(Dataset rows for apps and sites)
┄┄┄┄┄┄┄┄┄┄┄┄┄┄┄┄┄┄┄┄

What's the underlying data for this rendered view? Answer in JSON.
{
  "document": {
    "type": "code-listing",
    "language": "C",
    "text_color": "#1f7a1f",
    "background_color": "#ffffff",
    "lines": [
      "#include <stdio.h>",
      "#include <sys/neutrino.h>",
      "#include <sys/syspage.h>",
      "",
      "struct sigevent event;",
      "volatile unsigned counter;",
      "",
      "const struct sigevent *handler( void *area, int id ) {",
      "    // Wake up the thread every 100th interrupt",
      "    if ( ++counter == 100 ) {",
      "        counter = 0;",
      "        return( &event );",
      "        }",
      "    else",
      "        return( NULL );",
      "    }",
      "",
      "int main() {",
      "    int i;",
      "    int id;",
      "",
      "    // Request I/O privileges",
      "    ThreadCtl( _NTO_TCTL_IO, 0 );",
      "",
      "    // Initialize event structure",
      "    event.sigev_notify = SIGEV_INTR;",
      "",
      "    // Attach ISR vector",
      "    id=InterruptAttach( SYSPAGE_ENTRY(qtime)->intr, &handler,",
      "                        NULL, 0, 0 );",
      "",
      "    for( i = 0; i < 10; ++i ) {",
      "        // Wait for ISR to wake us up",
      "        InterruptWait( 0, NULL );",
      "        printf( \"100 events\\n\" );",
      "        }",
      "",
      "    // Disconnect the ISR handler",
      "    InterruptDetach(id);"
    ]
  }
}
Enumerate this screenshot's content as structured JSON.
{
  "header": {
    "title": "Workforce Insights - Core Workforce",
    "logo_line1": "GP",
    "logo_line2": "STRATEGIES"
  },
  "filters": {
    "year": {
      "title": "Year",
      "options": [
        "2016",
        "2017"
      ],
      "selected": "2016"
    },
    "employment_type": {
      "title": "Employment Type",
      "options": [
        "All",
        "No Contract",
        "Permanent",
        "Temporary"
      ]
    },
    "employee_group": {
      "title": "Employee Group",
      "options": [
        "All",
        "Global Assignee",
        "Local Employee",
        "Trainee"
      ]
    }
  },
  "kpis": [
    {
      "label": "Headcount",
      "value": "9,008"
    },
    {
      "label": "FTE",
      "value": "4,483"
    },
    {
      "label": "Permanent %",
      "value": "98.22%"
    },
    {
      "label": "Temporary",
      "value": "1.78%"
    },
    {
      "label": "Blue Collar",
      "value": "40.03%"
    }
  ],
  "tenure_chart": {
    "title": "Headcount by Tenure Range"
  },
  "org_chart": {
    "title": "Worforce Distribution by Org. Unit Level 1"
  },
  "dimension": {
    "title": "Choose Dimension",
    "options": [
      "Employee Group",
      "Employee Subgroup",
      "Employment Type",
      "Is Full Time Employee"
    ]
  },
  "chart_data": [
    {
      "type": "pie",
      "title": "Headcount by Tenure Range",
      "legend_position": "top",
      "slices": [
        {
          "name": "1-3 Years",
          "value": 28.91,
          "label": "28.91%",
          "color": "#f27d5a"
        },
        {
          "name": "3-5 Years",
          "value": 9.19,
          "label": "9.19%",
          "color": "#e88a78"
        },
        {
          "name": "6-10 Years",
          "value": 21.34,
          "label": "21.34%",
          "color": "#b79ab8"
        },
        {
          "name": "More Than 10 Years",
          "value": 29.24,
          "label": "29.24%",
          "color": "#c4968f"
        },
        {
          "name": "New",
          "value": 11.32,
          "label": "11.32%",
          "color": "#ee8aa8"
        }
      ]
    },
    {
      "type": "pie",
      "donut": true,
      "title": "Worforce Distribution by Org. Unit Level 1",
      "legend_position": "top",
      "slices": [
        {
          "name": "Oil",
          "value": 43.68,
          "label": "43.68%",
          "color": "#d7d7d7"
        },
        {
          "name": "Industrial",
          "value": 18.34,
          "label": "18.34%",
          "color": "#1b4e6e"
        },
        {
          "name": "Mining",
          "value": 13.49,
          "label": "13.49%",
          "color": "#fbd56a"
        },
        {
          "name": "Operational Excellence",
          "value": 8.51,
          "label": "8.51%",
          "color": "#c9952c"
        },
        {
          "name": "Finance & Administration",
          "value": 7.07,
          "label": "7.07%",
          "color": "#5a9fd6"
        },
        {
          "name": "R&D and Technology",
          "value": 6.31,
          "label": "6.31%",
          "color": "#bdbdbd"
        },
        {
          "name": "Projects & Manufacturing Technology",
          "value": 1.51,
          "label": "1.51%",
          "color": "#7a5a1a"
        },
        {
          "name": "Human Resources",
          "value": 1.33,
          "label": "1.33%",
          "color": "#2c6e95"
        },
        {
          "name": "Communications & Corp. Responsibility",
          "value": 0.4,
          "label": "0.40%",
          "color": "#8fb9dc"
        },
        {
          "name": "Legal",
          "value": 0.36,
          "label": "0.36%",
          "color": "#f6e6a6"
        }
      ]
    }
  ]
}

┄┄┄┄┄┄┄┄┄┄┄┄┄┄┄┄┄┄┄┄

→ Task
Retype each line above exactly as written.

→ Exercise solution
What's the underlying data for this rendered view? Answer in JSON.
{
  "document": {
    "type": "code-listing",
    "language": "C",
    "text_color": "#1f7a1f",
    "background_color": "#ffffff",
    "lines": [
      "#include <stdio.h>",
      "#include <sys/neutrino.h>",
      "#include <sys/syspage.h>",
      "",
      "struct sigevent event;",
      "volatile unsigned counter;",
      "",
      "const struct sigevent *handler( void *area, int id ) {",
      "    // Wake up the thread every 100th interrupt",
      "    if ( ++counter == 100 ) {",
      "        counter = 0;",
      "        return( &event );",
      "        }",
      "    else",
      "        return( NULL );",
      "    }",
      "",
      "int main() {",
      "    int i;",
      "    int id;",
      "",
      "    // Request I/O privileges",
      "    ThreadCtl( _NTO_TCTL_IO, 0 );",
      "",
      "    // Initialize event structure",
      "    event.sigev_notify = SIGEV_INTR;",
      "",
      "    // Attach ISR vector",
      "    id=InterruptAttach( SYSPAGE_ENTRY(qtime)->intr, &handler,",
      "                        NULL, 0, 0 );",
      "",
      "    for( i = 0; i < 10; ++i ) {",
      "        // Wait for ISR to wake us up",
      "        InterruptWait( 0, NULL );",
      "        printf( \"100 events\\n\" );",
      "        }",
      "",
      "    // Disconnect the ISR handler",
      "    InterruptDetach(id);"
    ]
  }
}
Enumerate this screenshot's content as structured JSON.
{
  "header": {
    "title": "Workforce Insights - Core Workforce",
    "logo_line1": "GP",
    "logo_line2": "STRATEGIES"
  },
  "filters": {
    "year": {
      "title": "Year",
      "options": [
        "2016",
        "2017"
      ],
      "selected": "2016"
    },
    "employment_type": {
      "title": "Employment Type",
      "options": [
        "All",
        "No Contract",
        "Permanent",
        "Temporary"
      ]
    },
    "employee_group": {
      "title": "Employee Group",
      "options": [
        "All",
        "Global Assignee",
        "Local Employee",
        "Trainee"
      ]
    }
  },
  "kpis": [
    {
      "label": "Headcount",
      "value": "9,008"
    },
    {
      "label": "FTE",
      "value": "4,483"
    },
    {
      "label": "Permanent %",
      "value": "98.22%"
    },
    {
      "label": "Temporary",
      "value": "1.78%"
    },
    {
      "label": "Blue Collar",
      "value": "40.03%"
    }
  ],
  "tenure_chart": {
    "title": "Headcount by Tenure Range"
  },
  "org_chart": {
    "title": "Worforce Distribution by Org. Unit Level 1"
  },
  "dimension": {
    "title": "Choose Dimension",
    "options": [
      "Employee Group",
      "Employee Subgroup",
      "Employment Type",
      "Is Full Time Employee"
    ]
  },
  "chart_data": [
    {
      "type": "pie",
      "title": "Headcount by Tenure Range",
      "legend_position": "top",
      "slices": [
        {
          "name": "1-3 Years",
          "value": 28.91,
          "label": "28.91%",
          "color": "#f27d5a"
        },
        {
          "name": "3-5 Years",
          "value": 9.19,
          "label": "9.19%",
          "color": "#e88a78"
        },
        {
          "name": "6-10 Years",
          "value": 21.34,
          "label": "21.34%",
          "color": "#b79ab8"
        },
        {
          "name": "More Than 10 Years",
          "value": 29.24,
          "label": "29.24%",
          "color": "#c4968f"
        },
        {
          "name": "New",
          "value": 11.32,
          "label": "11.32%",
          "color": "#ee8aa8"
        }
      ]
    },
    {
      "type": "pie",
      "donut": true,
      "title": "Worforce Distribution by Org. Unit Level 1",
      "legend_position": "top",
      "slices": [
        {
          "name": "Oil",
          "value": 43.68,
          "label": "43.68%",
          "color": "#d7d7d7"
        },
        {
          "name": "Industrial",
          "value": 18.34,
          "label": "18.34%",
          "color": "#1b4e6e"
        },
        {
          "name": "Mining",
          "value": 13.49,
          "label": "13.49%",
          "color": "#fbd56a"
        },
        {
          "name": "Operational Excellence",
          "value": 8.51,
          "label": "8.51%",
          "color": "#c9952c"
        },
        {
          "name": "Finance & Administration",
          "value": 7.07,
          "label": "7.07%",
          "color": "#5a9fd6"
        },
        {
          "name": "R&D and Technology",
          "value": 6.31,
          "label": "6.31%",
          "color": "#bdbdbd"
        },
        {
          "name": "Projects & Manufacturing Technology",
          "value": 1.51,
          "label": "1.51%",
          "color": "#7a5a1a"
        },
        {
          "name": "Human Resources",
          "value": 1.33,
          "label": "1.33%",
          "color": "#2c6e95"
        },
        {
          "name": "Communications & Corp. Responsibility",
          "value": 0.4,
          "label": "0.40%",
          "color": "#8fb9dc"
        },
        {
          "name": "Legal",
          "value": 0.36,
          "label": "0.36%",
          "color": "#f6e6a6"
        }
      ]
    }
  ]
}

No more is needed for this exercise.